_Records for the exercise_.
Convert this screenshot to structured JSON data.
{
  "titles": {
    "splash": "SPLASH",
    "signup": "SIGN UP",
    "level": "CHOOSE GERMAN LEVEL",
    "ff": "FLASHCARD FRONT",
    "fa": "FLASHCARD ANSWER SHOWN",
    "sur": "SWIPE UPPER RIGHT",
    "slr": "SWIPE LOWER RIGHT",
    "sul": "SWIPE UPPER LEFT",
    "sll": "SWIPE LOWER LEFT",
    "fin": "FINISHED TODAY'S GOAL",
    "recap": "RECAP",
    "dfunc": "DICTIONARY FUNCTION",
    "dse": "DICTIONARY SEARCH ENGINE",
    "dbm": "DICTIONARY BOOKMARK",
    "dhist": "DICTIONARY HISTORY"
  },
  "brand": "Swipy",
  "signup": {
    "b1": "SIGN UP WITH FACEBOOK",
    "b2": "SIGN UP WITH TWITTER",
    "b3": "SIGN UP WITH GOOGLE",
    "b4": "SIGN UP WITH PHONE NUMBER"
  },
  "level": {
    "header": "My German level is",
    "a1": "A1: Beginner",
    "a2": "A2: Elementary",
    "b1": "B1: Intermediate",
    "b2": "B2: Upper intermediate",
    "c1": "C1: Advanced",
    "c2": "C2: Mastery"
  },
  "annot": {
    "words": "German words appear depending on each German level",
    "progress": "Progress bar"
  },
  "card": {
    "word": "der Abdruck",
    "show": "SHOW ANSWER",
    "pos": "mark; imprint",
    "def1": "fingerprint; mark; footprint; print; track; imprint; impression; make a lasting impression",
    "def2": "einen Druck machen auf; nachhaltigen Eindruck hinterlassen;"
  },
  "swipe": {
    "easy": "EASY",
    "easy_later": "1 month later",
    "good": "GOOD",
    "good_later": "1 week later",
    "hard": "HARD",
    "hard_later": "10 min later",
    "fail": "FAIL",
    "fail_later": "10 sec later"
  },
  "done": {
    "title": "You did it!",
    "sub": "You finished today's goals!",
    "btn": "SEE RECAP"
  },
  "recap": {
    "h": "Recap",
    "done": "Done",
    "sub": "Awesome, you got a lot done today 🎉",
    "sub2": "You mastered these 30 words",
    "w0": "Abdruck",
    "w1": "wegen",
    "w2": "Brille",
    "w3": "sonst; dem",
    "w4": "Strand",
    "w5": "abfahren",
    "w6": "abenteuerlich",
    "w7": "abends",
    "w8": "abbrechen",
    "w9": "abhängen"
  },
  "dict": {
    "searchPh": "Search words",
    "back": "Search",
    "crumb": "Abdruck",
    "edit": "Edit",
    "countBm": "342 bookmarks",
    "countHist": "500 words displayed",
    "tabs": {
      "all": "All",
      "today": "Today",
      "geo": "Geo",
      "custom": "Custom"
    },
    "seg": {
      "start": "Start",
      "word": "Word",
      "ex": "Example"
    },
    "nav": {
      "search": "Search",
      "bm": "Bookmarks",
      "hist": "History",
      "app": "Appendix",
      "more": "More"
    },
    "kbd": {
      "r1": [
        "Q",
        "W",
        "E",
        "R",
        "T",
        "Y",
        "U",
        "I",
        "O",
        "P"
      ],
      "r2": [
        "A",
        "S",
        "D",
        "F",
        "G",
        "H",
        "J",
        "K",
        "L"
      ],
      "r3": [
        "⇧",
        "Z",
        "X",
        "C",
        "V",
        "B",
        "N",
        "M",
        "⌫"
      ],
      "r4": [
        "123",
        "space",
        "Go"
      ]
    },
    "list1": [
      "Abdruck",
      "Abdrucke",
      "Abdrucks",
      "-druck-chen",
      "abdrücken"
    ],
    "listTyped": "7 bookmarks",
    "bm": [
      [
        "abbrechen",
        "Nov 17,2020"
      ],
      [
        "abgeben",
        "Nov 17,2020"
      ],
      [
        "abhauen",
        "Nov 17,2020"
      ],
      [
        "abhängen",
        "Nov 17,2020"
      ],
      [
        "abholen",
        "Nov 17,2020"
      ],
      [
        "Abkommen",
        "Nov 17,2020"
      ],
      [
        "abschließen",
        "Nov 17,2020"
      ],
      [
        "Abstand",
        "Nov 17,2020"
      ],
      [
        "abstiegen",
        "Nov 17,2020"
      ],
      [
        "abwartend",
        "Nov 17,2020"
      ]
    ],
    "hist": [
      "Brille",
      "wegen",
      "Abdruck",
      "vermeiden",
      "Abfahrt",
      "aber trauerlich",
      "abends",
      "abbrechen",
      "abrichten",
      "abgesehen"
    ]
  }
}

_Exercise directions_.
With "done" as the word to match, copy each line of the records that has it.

_Reply to the task_.
  "done": {
    "done": "Done",
    "sub": "Awesome, you got a lot done today 🎉",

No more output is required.